▶ [DESCRIPTION OF THE TASK]: Your answer must be every line of the data that holds the string "this".

[DATA PROVIDED Boundary: Start]

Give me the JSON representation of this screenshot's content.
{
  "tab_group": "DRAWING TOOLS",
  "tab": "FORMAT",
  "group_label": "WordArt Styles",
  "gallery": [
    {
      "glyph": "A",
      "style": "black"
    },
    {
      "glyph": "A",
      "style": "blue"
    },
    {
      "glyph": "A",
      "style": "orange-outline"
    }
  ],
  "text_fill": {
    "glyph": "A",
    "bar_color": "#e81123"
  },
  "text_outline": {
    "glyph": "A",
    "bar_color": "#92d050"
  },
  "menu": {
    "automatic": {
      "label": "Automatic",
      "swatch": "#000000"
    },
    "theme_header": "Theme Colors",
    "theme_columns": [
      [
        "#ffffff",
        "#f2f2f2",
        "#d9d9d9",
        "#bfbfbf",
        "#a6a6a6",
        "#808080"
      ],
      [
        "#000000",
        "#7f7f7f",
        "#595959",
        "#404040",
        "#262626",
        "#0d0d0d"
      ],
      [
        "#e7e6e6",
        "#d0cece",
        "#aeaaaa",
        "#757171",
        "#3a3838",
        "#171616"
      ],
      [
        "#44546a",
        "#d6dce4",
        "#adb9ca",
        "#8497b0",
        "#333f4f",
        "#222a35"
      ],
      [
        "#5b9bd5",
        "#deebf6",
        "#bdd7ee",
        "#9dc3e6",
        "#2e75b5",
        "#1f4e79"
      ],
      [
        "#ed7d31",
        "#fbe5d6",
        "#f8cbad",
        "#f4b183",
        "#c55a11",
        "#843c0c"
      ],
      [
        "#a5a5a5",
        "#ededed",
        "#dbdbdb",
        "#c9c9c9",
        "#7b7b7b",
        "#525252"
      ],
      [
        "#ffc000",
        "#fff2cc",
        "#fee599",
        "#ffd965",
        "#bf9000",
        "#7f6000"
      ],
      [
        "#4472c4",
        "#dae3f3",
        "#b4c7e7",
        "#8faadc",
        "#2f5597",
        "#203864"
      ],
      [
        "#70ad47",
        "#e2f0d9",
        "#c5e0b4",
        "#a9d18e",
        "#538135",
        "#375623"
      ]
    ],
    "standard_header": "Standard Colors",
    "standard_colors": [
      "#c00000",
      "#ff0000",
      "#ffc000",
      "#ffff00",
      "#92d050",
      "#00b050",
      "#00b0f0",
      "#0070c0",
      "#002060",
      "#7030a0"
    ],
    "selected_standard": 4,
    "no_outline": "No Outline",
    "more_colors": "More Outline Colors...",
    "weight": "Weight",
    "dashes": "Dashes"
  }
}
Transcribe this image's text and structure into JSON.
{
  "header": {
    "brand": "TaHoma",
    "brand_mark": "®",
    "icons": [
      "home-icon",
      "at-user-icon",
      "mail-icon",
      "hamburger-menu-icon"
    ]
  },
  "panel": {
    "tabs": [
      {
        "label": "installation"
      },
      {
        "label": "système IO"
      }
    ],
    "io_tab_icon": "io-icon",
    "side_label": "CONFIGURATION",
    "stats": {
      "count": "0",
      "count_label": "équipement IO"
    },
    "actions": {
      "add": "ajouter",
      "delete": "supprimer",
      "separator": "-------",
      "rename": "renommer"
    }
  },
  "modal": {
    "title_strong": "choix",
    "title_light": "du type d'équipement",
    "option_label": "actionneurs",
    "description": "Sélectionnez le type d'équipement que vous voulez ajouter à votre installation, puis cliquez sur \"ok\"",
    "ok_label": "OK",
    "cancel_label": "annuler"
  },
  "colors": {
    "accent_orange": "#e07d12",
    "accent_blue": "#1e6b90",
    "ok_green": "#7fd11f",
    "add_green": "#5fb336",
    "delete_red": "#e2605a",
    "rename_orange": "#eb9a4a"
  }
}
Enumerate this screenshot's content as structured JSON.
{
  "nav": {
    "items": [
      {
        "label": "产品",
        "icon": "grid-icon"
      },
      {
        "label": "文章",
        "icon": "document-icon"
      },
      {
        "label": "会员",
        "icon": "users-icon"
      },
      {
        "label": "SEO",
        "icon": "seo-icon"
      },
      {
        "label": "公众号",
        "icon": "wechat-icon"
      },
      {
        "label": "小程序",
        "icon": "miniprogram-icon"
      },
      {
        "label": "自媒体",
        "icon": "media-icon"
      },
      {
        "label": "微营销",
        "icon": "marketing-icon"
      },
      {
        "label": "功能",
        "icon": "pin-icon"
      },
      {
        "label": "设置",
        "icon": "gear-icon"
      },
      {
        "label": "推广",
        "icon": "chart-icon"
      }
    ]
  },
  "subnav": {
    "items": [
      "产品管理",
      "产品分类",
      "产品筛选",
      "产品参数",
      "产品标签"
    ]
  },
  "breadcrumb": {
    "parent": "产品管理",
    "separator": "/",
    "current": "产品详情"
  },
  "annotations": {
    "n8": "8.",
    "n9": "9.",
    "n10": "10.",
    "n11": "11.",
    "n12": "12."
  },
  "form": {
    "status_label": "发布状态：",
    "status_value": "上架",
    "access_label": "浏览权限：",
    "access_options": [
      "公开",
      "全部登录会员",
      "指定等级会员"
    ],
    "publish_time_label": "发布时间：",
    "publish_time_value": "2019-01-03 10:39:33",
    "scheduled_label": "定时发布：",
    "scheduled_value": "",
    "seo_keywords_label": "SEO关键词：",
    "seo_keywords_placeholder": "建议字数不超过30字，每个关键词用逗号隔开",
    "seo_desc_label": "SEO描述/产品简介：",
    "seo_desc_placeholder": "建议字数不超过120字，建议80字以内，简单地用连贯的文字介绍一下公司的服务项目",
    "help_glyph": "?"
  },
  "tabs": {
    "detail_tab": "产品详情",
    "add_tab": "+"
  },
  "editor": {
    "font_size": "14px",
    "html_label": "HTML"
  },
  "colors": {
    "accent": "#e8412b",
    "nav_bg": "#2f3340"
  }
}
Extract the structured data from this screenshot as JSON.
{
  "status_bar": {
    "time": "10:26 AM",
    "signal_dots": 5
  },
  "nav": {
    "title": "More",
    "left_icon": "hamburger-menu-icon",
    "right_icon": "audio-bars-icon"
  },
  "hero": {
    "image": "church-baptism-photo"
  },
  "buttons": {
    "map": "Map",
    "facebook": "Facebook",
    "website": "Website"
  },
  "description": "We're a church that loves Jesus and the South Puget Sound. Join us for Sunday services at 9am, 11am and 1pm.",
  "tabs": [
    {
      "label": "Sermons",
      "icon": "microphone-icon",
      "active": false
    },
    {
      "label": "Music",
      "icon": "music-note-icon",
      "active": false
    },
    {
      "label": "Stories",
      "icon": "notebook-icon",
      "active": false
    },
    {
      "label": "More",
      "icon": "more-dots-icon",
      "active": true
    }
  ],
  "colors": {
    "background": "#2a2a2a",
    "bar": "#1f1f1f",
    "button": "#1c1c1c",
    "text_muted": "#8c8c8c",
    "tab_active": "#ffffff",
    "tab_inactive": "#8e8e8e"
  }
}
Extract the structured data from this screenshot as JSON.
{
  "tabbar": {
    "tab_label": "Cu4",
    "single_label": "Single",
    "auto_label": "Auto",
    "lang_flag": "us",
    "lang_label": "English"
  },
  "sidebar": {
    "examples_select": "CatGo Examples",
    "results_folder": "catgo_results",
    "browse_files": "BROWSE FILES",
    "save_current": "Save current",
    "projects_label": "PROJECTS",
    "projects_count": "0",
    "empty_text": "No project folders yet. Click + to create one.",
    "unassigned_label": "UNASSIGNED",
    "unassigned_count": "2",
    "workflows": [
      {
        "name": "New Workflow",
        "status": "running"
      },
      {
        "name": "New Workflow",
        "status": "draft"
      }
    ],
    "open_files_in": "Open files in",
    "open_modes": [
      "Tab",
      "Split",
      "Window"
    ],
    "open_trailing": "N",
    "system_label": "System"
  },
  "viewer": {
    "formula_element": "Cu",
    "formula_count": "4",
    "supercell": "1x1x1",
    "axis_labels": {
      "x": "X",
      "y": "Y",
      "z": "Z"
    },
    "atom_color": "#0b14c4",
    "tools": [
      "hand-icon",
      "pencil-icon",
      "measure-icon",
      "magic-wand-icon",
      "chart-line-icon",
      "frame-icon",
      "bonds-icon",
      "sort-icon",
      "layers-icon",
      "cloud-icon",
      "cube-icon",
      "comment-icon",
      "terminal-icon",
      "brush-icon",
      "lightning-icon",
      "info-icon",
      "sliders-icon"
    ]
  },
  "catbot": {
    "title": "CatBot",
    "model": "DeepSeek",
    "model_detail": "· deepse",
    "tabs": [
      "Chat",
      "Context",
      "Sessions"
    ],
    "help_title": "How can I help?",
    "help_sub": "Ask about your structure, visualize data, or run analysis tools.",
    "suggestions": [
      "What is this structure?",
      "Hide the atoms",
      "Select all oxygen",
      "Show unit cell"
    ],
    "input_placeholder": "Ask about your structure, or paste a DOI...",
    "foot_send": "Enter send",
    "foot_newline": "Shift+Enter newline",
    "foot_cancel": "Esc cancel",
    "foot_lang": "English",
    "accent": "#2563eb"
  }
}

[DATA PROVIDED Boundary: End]

▶ [YOUR RESPONSE]:
Give me the JSON representation of this screenshot's content.
Transcribe this image's text and structure into JSON.
Enumerate this screenshot's content as structured JSON.
Extract the structured data from this screenshot as JSON.
Extract the structured data from this screenshot as JSON.
      "What is this structure?",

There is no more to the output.